*Assignment*: Look through the entries that follow and return each line that has the string "content".

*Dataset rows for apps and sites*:
::::::

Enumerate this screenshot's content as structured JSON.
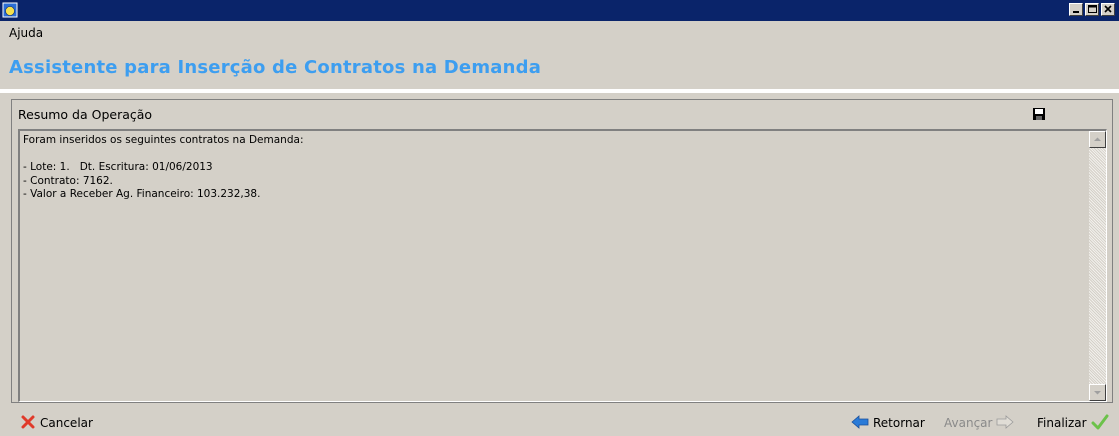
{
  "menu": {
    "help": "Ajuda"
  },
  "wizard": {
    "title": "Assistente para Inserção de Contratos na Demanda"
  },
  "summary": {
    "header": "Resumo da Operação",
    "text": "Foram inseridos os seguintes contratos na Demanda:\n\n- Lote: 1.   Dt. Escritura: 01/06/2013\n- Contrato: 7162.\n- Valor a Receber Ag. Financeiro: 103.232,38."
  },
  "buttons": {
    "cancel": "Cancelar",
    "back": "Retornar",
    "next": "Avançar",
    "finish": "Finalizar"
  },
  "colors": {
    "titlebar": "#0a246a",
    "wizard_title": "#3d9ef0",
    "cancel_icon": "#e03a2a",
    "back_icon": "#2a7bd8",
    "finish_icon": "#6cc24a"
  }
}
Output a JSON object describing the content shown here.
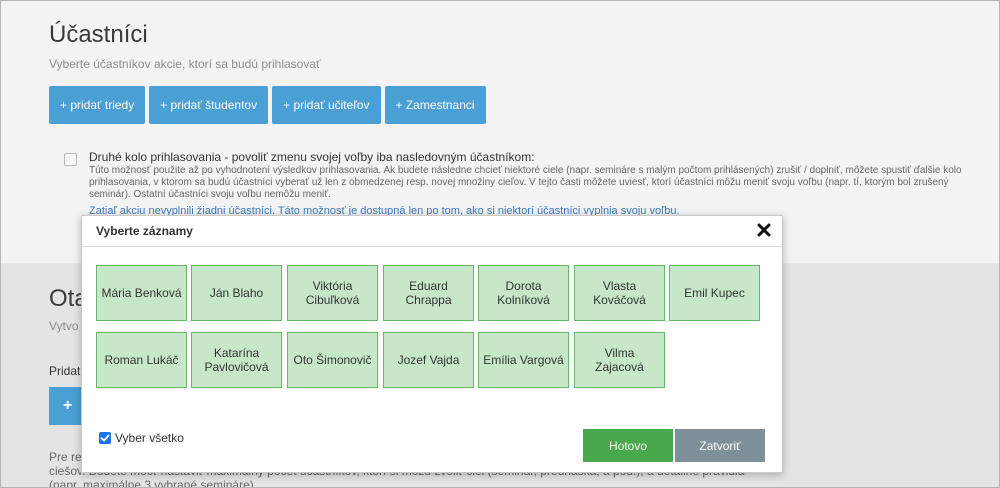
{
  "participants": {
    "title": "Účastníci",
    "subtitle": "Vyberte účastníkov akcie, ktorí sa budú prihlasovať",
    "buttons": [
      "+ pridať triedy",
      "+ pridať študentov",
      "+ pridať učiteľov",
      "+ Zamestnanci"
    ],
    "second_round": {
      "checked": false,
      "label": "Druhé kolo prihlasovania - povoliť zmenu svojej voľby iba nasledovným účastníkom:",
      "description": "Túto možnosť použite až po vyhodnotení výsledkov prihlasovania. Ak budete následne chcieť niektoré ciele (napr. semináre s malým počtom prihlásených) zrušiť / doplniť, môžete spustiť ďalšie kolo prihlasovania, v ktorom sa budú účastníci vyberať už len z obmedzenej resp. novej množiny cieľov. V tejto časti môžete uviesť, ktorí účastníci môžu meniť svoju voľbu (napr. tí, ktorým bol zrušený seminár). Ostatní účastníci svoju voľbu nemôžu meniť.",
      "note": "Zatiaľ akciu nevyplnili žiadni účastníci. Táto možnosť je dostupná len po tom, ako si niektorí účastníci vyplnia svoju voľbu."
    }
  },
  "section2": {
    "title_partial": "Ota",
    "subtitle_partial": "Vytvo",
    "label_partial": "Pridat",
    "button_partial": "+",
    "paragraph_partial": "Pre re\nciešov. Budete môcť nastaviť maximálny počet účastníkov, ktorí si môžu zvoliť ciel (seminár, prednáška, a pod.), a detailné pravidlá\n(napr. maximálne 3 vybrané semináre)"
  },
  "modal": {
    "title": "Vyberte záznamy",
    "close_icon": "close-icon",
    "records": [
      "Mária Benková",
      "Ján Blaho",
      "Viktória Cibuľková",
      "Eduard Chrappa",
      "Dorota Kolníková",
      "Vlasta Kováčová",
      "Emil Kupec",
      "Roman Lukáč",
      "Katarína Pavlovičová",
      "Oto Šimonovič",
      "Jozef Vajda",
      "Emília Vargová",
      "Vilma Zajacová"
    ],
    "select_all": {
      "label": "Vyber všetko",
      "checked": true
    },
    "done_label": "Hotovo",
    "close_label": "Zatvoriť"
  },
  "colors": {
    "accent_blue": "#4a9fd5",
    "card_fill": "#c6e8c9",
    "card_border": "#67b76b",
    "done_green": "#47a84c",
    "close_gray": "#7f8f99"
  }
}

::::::

*Answer for this exercise*:
Enumerate this screenshot's content as structured JSON.
Output a JSON object describing the content shown here.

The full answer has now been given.